The problem with Big Bluestem is that when their stiff canes fall they form a dense mat which is a problem for obligate birds. These birds like to run through the grass to escape predators. But the dense mats of Big Bluestem canes make it difficult for them to run through. So by decreasing the biomass by burning or mechanically chopping it, makes the prairie more suitable for obligate birds. In the past, in the Great Plains, the warm season grasses didn’t get out of hand because Buffalo and other grazers kept it shorter. Also, natural burning took place started by lightning. Research student Cory is doing his Capstone project on burning practices.
A question was asked about the possibility of grazing at PCCI prairies. Dr. Keys said he would choose cows over sheep to graze as a way to keep the prairie in check. Sheep are indiscriminate eaters—they eat everything. Dr. Keys explained that he visited Ireland where cows graze on the dunes. Ecologists thought that the cows would ruin the dune’s biodiversity so they banned the cows from the dunes. This was a mistake, the dunes suffered without the cows because cows are discriminate eaters. They eat only grass making way for the forbs to grow. They brought the cows back to the dunes to graze and over time the biodiversity returned. Cows, however, are not practical at PCCI because it is public land with people using it.
Jess explained that she goes out from 6:30–10:30 am and records a bird count on her iPad. They have recorded 6 Henslow’s Sparrows so that is a good sign that the adding of more forbs and burning the biomass is helping.
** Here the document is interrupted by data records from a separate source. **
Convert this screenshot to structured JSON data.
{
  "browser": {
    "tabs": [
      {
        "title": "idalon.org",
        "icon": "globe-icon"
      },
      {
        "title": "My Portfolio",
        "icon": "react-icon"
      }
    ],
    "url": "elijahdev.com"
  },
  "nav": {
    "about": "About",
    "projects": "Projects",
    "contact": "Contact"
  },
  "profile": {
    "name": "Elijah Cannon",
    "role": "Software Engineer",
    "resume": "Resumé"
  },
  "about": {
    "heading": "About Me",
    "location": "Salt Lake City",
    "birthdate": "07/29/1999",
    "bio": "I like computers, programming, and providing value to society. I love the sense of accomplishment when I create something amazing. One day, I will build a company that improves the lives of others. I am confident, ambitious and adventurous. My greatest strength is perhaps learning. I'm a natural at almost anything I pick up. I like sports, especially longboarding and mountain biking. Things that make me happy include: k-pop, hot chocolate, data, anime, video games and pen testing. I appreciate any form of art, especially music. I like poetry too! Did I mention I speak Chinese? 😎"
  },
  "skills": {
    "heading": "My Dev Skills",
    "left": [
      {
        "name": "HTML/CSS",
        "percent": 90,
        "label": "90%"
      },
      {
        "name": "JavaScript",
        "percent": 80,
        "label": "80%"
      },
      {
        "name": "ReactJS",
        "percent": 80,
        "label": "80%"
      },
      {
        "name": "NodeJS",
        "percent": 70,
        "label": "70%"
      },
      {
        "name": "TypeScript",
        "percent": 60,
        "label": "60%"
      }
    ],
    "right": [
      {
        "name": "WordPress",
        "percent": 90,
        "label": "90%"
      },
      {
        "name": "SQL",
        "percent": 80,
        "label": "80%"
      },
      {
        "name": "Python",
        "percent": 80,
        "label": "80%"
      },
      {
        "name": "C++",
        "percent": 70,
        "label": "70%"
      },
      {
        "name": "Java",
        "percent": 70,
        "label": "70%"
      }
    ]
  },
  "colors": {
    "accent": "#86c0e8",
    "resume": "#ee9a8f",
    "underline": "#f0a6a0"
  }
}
Prescribed burns are done at PCCI every 3–5 years. Tree seedlings are reduced. Mechanical mowing is done in the Fall.
PCCI is located on a prairie/hardwood transition zone. In the past, there were more Oak Savannahs in the area than prairies. The Schoolcraft area used to be home to large prairies that are now farmland.
We learned that semi-obligate birds, such as Song Sparrows, Field Sparrows, and Common Yellow Throats, like the edges of prairies.
Next, we viewed their second prairie where the PCCI team has taken a different approach. This prairie was mechanically disked and hand broadcasted with forbs in a Fall planting. Here Jess explained that they do tests with a 50 cm x 20 cm Daubenmire frame made of PVC pipe. They collect all the plant material within the frame, shred it, dry it, and weigh it to determine the weight of the biomass. (Biomass is the weight of the mass minus the water). They also use a sweep net and walk 20 meters swinging a net back and forth, collecting all the insects in that area and then freezing them for study.
It was getting late, so we were unable to walk to the third prairie, but Dr. Keys talked a bit about it. This prairie is managed by rotation mowing with a flail mower. To simulate grazing, 1 hectare (10,000 sq. meters) a week is mowed. The researchers mark the bird’s nests before they mow. Then a large swath is left around the nests.
In a fourth area, they are recreating an Oak Savannah. The area was formerly a soybean field. They planted oak trees in the Spring.
Recreating prairies does greatly increase the biodiversity of plants, insects, and pollinators. But for grassland birds, “building it does not make them come.” Prairies need to be managed.
Dr. Keys hopes that their research becomes a model that can help others.
We thank Dr. Keys, his students, and Rickie Oldenkamp of PCCI for a fascinating look at prairie management.
Photos by Valerie Lindeman, Gabrielle Tremblay Sullivan, and Ruth Oldenburg